[PROVIDED MATERIAL — start]
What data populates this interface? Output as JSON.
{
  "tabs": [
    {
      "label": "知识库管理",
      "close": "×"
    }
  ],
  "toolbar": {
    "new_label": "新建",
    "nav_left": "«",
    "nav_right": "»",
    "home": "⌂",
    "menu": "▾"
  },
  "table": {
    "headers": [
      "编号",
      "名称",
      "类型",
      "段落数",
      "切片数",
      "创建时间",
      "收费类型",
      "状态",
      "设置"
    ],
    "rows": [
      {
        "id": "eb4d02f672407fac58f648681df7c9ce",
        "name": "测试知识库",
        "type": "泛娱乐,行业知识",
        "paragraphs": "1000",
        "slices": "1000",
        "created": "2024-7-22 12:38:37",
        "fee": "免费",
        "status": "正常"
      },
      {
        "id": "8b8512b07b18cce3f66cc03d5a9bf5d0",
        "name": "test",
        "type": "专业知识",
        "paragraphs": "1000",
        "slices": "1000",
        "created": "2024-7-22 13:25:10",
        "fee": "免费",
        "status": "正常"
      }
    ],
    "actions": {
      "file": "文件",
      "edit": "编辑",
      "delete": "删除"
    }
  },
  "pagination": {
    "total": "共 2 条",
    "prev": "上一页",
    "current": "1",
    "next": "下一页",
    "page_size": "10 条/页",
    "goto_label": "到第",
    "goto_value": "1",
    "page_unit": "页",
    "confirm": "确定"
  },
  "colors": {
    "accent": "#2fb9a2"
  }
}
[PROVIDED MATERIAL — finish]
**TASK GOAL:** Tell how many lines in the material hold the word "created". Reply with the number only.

**ANSWER TO THIS TASK:** 2